This sounds like a job for science, but what can we use to quantify the purity of many coffee samples without spending a fortune? As usual, the solution to the problem (pun intended) was already in the room:
They say that if something is worth doing, it’s worth doing right. Those are good words to live by, but here at Hackaday we occasionally like to adhere to a slight variation of that saying: “If it’s worth doing, it’s worth overdoing”. So when we saw the incredible amount of work and careful research [Rob Linnaeus] was doing just to roast coffee beans, we knew he was onto something.
The heart of his coffee roaster is a vortex chamber with an opening on the side for a standard heat gun, and an aperture in the top where an eight cup flour sifter is to be placed. [Rob] modeled the chamber in Fusion 360 and verified its characteristics using RealFlow’s fluid simulation.
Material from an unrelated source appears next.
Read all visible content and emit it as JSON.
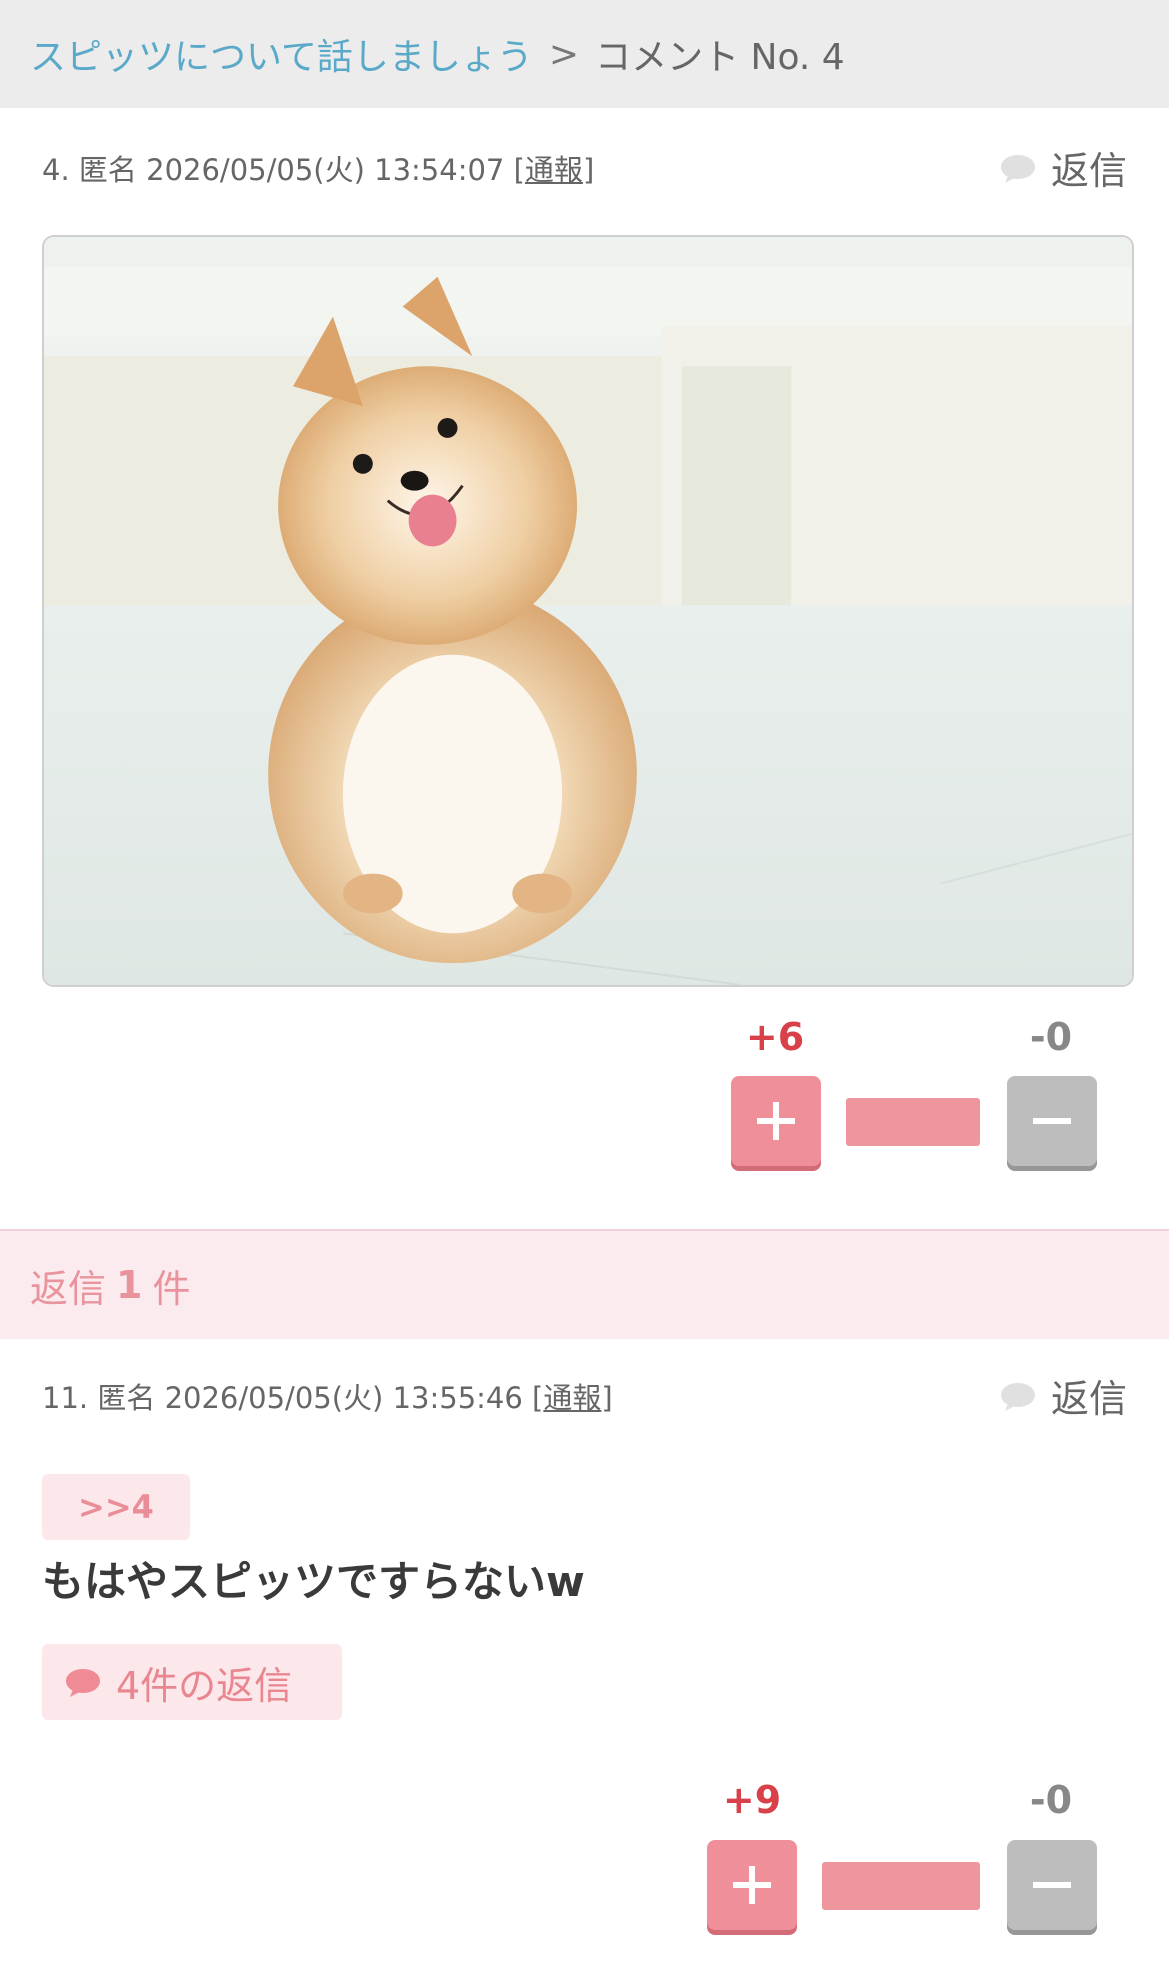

He then created a negative of the chamber and printed it out on his Monoprice Maker Select 3D printer.
He filled the mold with a 1:1 mix of refractory cement and perlite, and used the back of a reciprocating saw to vibrate the mold as it set so any air bubbles would rise up to the surface. After curing for a day, [Rob] then removed the mold by heating it and peeling it away. Over the next several hours, the cast piece was fired in the oven at increasingly higher temperatures, from 200 °F all the way up to 500 °F. This part is critical, as trapped water could otherwise turn to steam and cause an explosion if the part was immediately subjected to high temperatures. If this sounds a lot like the process for making a small forge, that’s because it basically is. Continue reading “The Fine Art of Heating And Cooling Your Beans”→
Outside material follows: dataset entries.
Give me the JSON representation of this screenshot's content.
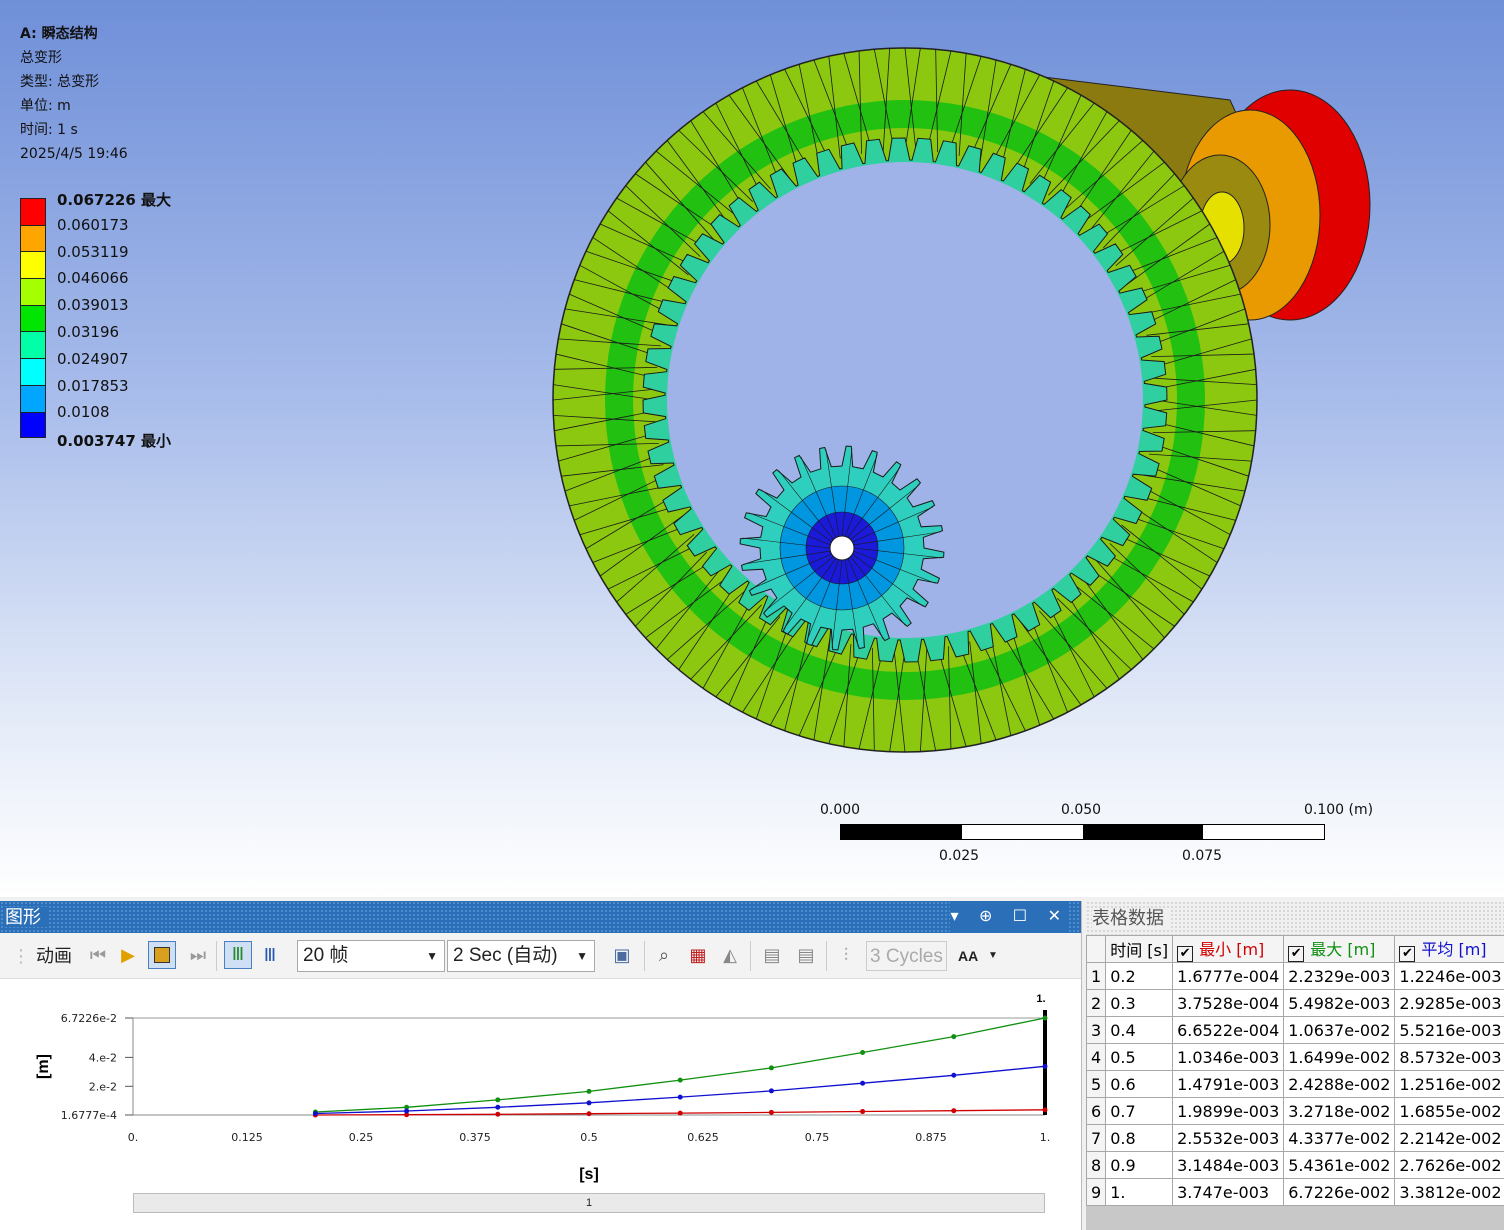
{
  "viewport": {
    "info": {
      "title": "A: 瞬态结构",
      "result": "总变形",
      "type": "类型: 总变形",
      "unit": "单位: m",
      "time": "时间: 1 s",
      "date": "2025/4/5 19:46"
    },
    "legend": {
      "colors": [
        "#ff0000",
        "#ffa500",
        "#ffff00",
        "#a6ff00",
        "#00e600",
        "#00ffa6",
        "#00ffff",
        "#00a6ff",
        "#0000ff"
      ],
      "labels": [
        "0.067226 最大",
        "0.060173",
        "0.053119",
        "0.046066",
        "0.039013",
        "0.03196",
        "0.024907",
        "0.017853",
        "0.0108",
        "0.003747 最小"
      ]
    },
    "scale": {
      "top_labels": [
        "0.000",
        "0.050",
        "0.100 (m)"
      ],
      "bottom_labels": [
        "0.025",
        "0.075"
      ]
    }
  },
  "graph_panel": {
    "title": "图形",
    "controls": "▾ ⊕ ☐ ✕",
    "toolbar": {
      "animation_label": "动画",
      "frames": "20 帧",
      "duration": "2 Sec (自动)",
      "cycles": "3 Cycles",
      "aa": "AA"
    },
    "chart_data": {
      "type": "line",
      "ylabel": "[m]",
      "xlabel": "[s]",
      "x": [
        0.2,
        0.3,
        0.4,
        0.5,
        0.6,
        0.7,
        0.8,
        0.9,
        1.0
      ],
      "xlim": [
        0,
        1
      ],
      "ylim": [
        0.00016777,
        0.067226
      ],
      "xticks": [
        "0.",
        "0.125",
        "0.25",
        "0.375",
        "0.5",
        "0.625",
        "0.75",
        "0.875",
        "1."
      ],
      "yticks": [
        "6.7226e-2",
        "4.e-2",
        "2.e-2",
        "1.6777e-4"
      ],
      "marker_label": "1.",
      "series": [
        {
          "name": "最小",
          "color": "#d00000",
          "values": [
            0.00016777,
            0.00037528,
            0.00066522,
            0.0010346,
            0.0014791,
            0.0019899,
            0.0025532,
            0.0031484,
            0.003747
          ]
        },
        {
          "name": "最大",
          "color": "#109010",
          "values": [
            0.0022329,
            0.0054982,
            0.010637,
            0.016499,
            0.024288,
            0.032718,
            0.043377,
            0.054361,
            0.067226
          ]
        },
        {
          "name": "平均",
          "color": "#1010d0",
          "values": [
            0.0012246,
            0.0029285,
            0.0055216,
            0.0085732,
            0.012516,
            0.016855,
            0.022142,
            0.027626,
            0.033812
          ]
        }
      ]
    },
    "scrollbar_label": "1"
  },
  "table_panel": {
    "title": "表格数据",
    "headers": [
      "时间 [s]",
      "最小 [m]",
      "最大 [m]",
      "平均 [m]"
    ],
    "header_colors": [
      "#222222",
      "#d00000",
      "#109010",
      "#1010d0"
    ],
    "rows": [
      [
        "1",
        "0.2",
        "1.6777e-004",
        "2.2329e-003",
        "1.2246e-003"
      ],
      [
        "2",
        "0.3",
        "3.7528e-004",
        "5.4982e-003",
        "2.9285e-003"
      ],
      [
        "3",
        "0.4",
        "6.6522e-004",
        "1.0637e-002",
        "5.5216e-003"
      ],
      [
        "4",
        "0.5",
        "1.0346e-003",
        "1.6499e-002",
        "8.5732e-003"
      ],
      [
        "5",
        "0.6",
        "1.4791e-003",
        "2.4288e-002",
        "1.2516e-002"
      ],
      [
        "6",
        "0.7",
        "1.9899e-003",
        "3.2718e-002",
        "1.6855e-002"
      ],
      [
        "7",
        "0.8",
        "2.5532e-003",
        "4.3377e-002",
        "2.2142e-002"
      ],
      [
        "8",
        "0.9",
        "3.1484e-003",
        "5.4361e-002",
        "2.7626e-002"
      ],
      [
        "9",
        "1.",
        "3.747e-003",
        "6.7226e-002",
        "3.3812e-002"
      ]
    ]
  }
}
[Mike] is the only one in his house who drinks coffee, and uses a simple single-serving brewer with no auto-on feature. And since no one really wants to have to stand around making coffee in the morning, [Mike]’s solution was to IoT-ize his electrical socket.
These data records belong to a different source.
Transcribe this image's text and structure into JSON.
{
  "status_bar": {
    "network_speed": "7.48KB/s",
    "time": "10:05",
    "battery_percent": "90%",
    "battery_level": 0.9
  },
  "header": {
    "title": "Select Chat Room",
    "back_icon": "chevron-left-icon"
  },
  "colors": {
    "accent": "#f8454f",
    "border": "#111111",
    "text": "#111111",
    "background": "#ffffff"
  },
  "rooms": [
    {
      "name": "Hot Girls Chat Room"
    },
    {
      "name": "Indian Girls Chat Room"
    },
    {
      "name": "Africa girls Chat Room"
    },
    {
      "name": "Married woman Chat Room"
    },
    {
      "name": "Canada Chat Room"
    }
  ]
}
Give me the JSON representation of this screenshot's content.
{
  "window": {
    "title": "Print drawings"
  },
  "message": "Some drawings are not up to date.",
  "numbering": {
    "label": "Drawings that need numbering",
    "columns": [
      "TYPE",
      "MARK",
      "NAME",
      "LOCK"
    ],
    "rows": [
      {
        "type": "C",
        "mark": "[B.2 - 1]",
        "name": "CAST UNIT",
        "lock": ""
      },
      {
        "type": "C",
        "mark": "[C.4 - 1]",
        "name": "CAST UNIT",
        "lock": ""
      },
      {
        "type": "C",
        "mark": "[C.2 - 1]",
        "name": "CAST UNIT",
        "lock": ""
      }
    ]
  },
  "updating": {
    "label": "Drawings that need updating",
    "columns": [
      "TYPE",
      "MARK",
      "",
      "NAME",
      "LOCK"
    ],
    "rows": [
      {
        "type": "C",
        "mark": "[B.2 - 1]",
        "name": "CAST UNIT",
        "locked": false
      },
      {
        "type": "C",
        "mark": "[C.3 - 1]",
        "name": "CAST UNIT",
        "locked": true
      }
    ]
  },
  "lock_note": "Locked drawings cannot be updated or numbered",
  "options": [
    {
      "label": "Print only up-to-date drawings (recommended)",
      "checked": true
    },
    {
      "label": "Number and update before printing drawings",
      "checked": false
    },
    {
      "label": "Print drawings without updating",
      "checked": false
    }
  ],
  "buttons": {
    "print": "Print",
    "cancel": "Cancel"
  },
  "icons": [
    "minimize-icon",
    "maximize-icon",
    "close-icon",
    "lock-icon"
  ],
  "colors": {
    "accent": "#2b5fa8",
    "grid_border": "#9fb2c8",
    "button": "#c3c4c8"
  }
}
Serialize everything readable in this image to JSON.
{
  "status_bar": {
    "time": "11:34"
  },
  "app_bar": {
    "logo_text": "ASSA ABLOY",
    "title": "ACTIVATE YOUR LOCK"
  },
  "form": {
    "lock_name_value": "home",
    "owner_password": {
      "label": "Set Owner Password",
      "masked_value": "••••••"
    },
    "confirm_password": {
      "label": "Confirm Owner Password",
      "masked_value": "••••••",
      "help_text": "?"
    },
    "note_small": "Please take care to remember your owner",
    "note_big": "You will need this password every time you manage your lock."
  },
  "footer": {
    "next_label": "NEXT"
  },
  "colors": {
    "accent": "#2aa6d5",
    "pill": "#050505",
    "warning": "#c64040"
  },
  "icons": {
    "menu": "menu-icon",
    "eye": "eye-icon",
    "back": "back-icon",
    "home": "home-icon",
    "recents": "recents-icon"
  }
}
The project consists of a relay board controlled by an ESP8266-packing Adafruit Huzzah. It’s all powered by a 9V power supply with a regulator supplying the relay coil and Huzzah with 5V. [Mike]’s using CloudMQTT to communicate with the outlet.
We often see these automation projects hit a wall when it comes to adding a user-side dashboard. [Mike] is using a free Android app called MQTT Dash which allows for a number of different UI components and even had coffee maker icons already built in. It’s certainly worth a look for your own projects. [Mike] uses it to turn on the outlet for 10 minutes, and by the time he grabs half-and-half the outlet is already off again.
It’s safe to say that a Venn diagram of Hackaday readers and coffee drinkers would have significant intersection, many of you will be lovers of the bean. Some of you will be happy enough with a spoonful of instant granules and a bit of boiling water, but among your number there will undoubtedly be owners of significant quantities of coffee-related machinery and paraphernalia.
If your coffee enthusiasm extends to grinding your own direct from the bean, then [Christian Pederkoff]’s project should hit the mark, he’s created a rather neat 3D-printed coffee grinder. Sadly the creation of a steel burr and ring was beyond his 3D-printing capabilities so those parts come from a commercial grinder, but the housing, shaft coupler and hopper are all from his printer. Power is from a conveniently available source, he’s made use of an automotive windscreen wiper motor. The whole is a straightforward and easy-to-assemble unit that we think would sit well alongside many readers’ coffee making equipment.